The Marines dropped their bombs, scoring a few near-misses. At 8:40, minutes after Tyler’s attack, Flemming led his Vindicators out of the sun, through heavy flak from the Japanese ships, against Mikuma. Captain Leon M. Williamson, a pilot in Flemming’s flight, saw Flemming’s engine smoking during his dive. As Flemming pulled out, his Vindicator burst into flames.
Flemming–either by accident or design–crashed his blazing Vindicator into Mikuma’s aft 8-inch gun turret. The crash started a fire that was sucked into the cruiser’s starboard engine room air intakes, suffocating the engineers. After the Marines finished their attacks, the eight B-17s from ! Midway, led by Lt. Col. Brooke Allen, appeared and dropped their bombs, scoring a near-miss on Mogami. The damaged cruisers continued limping westward, and Mikuma sank at sunset the next day after attacks by aircraft from Enterprise and Hornet.
At 10:45 on June 6, 1942, Captain Simard dispatched 26 B-17s from Midway in search of Japanese cruisers reported heading southwest. The bombers did not locate the cruisers, but six B-17s dropped their bombs on what they thought was a Japanese ship. The pilots reported that they had hit a cruiser, which “sunk in seconds.” It was actually the submarine USS Grayling, which submerged when the Flying Fortresses dropped their bombs. While Midway’s bombers continued attacking the retreating Japanese, Simard had his PBYs and PT-boats searching for downed pilots. Between June 4 and 9, Midway’s PBYs picked up 27 airmen. By June 7, it had become apparent that Midway was secure.

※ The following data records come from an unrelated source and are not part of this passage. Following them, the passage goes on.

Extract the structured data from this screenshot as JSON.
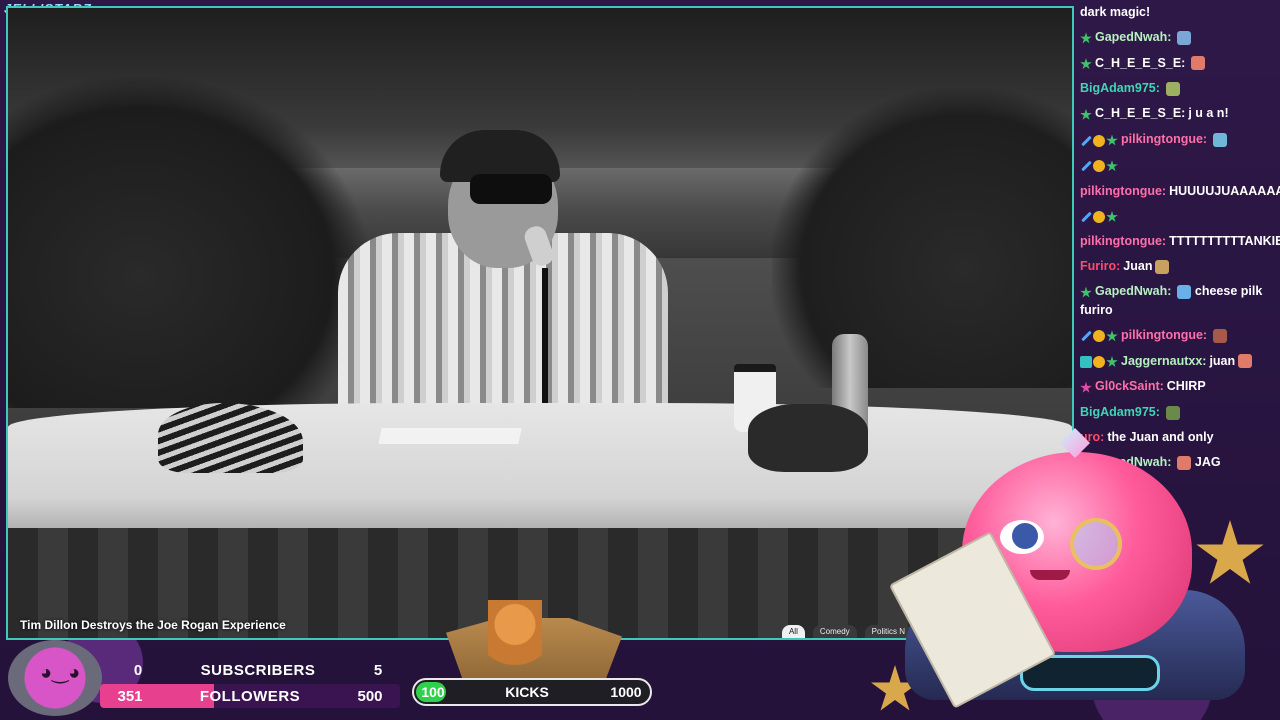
{
  "brand": "JELLISTARZ",
  "video": {
    "title": "Tim Dillon Destroys the Joe Rogan Experience",
    "chips": [
      "All",
      "Comedy",
      "Politics N"
    ]
  },
  "chat": [
    {
      "name": "",
      "name_color": "#ffffff",
      "badges": [],
      "text": "dark magic!"
    },
    {
      "name": "GapedNwah:",
      "name_color": "#b7f0c0",
      "badges": [
        "star"
      ],
      "text": "",
      "emote": "#7aa7d8"
    },
    {
      "name": "C_H_E_E_S_E:",
      "name_color": "#ffffff",
      "badges": [
        "star"
      ],
      "text": "",
      "emote": "#e07a6a"
    },
    {
      "name": "BigAdam975:",
      "name_color": "#3ed6b4",
      "badges": [],
      "text": "",
      "emote": "#9bb060"
    },
    {
      "name": "C_H_E_E_S_E:",
      "name_color": "#ffffff",
      "badges": [
        "star"
      ],
      "text": "j u a n!"
    },
    {
      "name": "pilkingtongue:",
      "name_color": "#ff6fa8",
      "badges": [
        "sword",
        "coin",
        "star"
      ],
      "text": "",
      "emote": "#6fb6d8"
    },
    {
      "name": "",
      "name_color": "#ffffff",
      "badges": [
        "sword",
        "coin",
        "star"
      ],
      "text": ""
    },
    {
      "name": "pilkingtongue:",
      "name_color": "#ff6fa8",
      "badges": [],
      "text": "HUUUUJUAAAAAAAAN"
    },
    {
      "name": "",
      "name_color": "#ffffff",
      "badges": [
        "sword",
        "coin",
        "star"
      ],
      "text": ""
    },
    {
      "name": "pilkingtongue:",
      "name_color": "#ff6fa8",
      "badges": [],
      "text": "TTTTTTTTTTANKIES"
    },
    {
      "name": "Furiro:",
      "name_color": "#ff4a6a",
      "badges": [],
      "text": "Juan",
      "emote": "#c8a060"
    },
    {
      "name": "GapedNwah:",
      "name_color": "#b7f0c0",
      "badges": [
        "star"
      ],
      "text": "cheese pilk furiro",
      "emote_before": "#6ab0e8"
    },
    {
      "name": "pilkingtongue:",
      "name_color": "#ff6fa8",
      "badges": [
        "sword",
        "coin",
        "star"
      ],
      "text": "",
      "emote": "#a85a4a"
    },
    {
      "name": "Jaggernautxx:",
      "name_color": "#b7f0c0",
      "badges": [
        "square",
        "coin",
        "star"
      ],
      "text": "juan",
      "emote": "#e07a6a"
    },
    {
      "name": "Gl0ckSaint:",
      "name_color": "#ff6fa8",
      "badges": [
        "pink"
      ],
      "text": "CHIRP"
    },
    {
      "name": "BigAdam975:",
      "name_color": "#3ed6b4",
      "badges": [],
      "text": "",
      "emote": "#6a8a4a"
    },
    {
      "name": "uro:",
      "name_color": "#ff4a6a",
      "badges": [],
      "text": "the Juan and only"
    },
    {
      "name": "GapedNwah:",
      "name_color": "#b7f0c0",
      "badges": [
        "star"
      ],
      "text": "JAG",
      "emote_before": "#e07a6a"
    }
  ],
  "stats": {
    "subscribers": {
      "label": "SUBSCRIBERS",
      "current": "0",
      "goal": "5"
    },
    "followers": {
      "label": "FOLLOWERS",
      "current": "351",
      "goal": "500",
      "progress": 0.38
    },
    "kicks": {
      "label": "KICKS",
      "current": "100",
      "goal": "1000",
      "progress": 0.1
    }
  },
  "colors": {
    "accent": "#3fc9b8",
    "followers_bar": "#e6408f",
    "kicks_bar": "#2fd04a"
  }
}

The island’s garrison, for all the damage it had suffered, had contributed its fair share to the victory over the Japanese. This Battle had ended the Japanese offensive in the pacific ocean.